> **TASK TO CARRY OUT**: Only the lines running from the line with "Transcribe this image's" to the end of the records below belong in the answer, each copied exactly.
·····
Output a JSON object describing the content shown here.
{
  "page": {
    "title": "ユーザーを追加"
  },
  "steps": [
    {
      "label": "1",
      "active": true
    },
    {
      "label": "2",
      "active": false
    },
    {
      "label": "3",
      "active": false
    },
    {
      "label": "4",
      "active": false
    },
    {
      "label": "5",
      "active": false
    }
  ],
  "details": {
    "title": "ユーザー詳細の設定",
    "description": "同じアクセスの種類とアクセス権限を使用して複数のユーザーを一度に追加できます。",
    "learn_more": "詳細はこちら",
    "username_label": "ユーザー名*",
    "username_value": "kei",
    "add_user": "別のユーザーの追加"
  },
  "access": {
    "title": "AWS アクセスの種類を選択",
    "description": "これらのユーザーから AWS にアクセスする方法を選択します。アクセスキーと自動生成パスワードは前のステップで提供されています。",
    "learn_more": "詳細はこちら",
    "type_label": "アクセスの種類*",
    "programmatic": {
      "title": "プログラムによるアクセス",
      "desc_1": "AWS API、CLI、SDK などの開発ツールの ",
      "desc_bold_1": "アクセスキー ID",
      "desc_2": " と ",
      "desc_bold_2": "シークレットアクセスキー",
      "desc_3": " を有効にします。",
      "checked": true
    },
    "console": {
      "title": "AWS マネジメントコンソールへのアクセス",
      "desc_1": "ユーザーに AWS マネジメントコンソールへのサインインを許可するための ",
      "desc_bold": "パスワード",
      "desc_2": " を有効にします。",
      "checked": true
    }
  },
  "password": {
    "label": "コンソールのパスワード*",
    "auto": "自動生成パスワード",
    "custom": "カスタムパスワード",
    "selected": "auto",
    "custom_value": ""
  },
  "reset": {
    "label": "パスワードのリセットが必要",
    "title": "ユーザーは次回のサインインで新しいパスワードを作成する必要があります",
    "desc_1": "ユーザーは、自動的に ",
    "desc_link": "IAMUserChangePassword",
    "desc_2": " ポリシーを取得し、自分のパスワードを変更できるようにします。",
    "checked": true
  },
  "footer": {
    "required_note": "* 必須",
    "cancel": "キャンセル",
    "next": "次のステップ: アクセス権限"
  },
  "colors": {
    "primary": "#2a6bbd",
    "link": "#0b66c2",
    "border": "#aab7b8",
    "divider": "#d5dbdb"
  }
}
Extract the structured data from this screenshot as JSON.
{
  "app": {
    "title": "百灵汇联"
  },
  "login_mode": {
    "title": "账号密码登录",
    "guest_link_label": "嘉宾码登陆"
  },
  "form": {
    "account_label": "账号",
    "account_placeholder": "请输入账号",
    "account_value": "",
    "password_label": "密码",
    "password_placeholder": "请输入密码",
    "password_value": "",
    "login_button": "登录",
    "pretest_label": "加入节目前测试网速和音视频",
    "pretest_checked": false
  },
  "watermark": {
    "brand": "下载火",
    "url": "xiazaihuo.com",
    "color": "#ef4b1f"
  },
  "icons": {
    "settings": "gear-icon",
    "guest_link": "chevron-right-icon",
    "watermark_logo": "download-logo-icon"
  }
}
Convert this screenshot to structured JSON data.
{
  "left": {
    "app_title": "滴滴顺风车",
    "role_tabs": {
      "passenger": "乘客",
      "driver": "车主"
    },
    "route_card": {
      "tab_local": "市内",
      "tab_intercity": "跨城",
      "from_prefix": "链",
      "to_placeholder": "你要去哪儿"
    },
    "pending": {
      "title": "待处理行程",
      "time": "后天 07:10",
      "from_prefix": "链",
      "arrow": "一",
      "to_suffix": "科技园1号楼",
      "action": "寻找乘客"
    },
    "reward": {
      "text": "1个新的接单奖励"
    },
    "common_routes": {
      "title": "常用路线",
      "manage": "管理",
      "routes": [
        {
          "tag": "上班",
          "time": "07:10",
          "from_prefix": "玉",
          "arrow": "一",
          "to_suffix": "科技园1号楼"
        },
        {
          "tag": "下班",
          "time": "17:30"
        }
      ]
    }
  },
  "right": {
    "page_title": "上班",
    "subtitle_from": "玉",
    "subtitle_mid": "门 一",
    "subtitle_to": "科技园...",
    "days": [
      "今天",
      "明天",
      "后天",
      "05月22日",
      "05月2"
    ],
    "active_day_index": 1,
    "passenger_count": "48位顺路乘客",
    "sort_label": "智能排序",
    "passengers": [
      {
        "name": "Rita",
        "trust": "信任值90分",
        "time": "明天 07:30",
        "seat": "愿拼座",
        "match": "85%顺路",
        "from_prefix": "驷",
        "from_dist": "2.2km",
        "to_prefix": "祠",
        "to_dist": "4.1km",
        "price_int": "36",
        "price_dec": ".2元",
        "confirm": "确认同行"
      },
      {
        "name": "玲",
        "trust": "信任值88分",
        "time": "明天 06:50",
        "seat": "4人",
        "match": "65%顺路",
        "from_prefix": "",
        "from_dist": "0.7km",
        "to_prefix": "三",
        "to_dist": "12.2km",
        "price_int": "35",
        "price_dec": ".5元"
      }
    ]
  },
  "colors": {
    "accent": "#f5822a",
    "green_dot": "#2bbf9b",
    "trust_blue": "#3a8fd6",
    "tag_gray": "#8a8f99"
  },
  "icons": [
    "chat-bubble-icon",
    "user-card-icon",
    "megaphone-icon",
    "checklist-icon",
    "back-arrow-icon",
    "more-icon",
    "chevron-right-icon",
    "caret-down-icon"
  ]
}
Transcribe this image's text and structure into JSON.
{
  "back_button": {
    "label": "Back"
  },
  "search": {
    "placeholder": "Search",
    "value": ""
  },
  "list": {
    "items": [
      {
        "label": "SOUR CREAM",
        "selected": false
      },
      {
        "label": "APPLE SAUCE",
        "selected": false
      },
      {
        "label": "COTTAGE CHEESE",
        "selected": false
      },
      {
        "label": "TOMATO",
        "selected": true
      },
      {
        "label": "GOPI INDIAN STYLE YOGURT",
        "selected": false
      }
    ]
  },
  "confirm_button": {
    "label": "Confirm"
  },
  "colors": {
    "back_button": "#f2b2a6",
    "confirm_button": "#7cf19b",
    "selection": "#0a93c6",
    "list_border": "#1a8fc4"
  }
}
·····
> **ANSWER**:
Transcribe this image's text and structure into JSON.
{
  "back_button": {
    "label": "Back"
  },
  "search": {
    "placeholder": "Search",
    "value": ""
  },
  "list": {
    "items": [
      {
        "label": "SOUR CREAM",
        "selected": false
      },
      {
        "label": "APPLE SAUCE",
        "selected": false
      },
      {
        "label": "COTTAGE CHEESE",
        "selected": false
      },
      {
        "label": "TOMATO",
        "selected": true
      },
      {
        "label": "GOPI INDIAN STYLE YOGURT",
        "selected": false
      }
    ]
  },
  "confirm_button": {
    "label": "Confirm"
  },
  "colors": {
    "back_button": "#f2b2a6",
    "confirm_button": "#7cf19b",
    "selection": "#0a93c6",
    "list_border": "#1a8fc4"
  }
}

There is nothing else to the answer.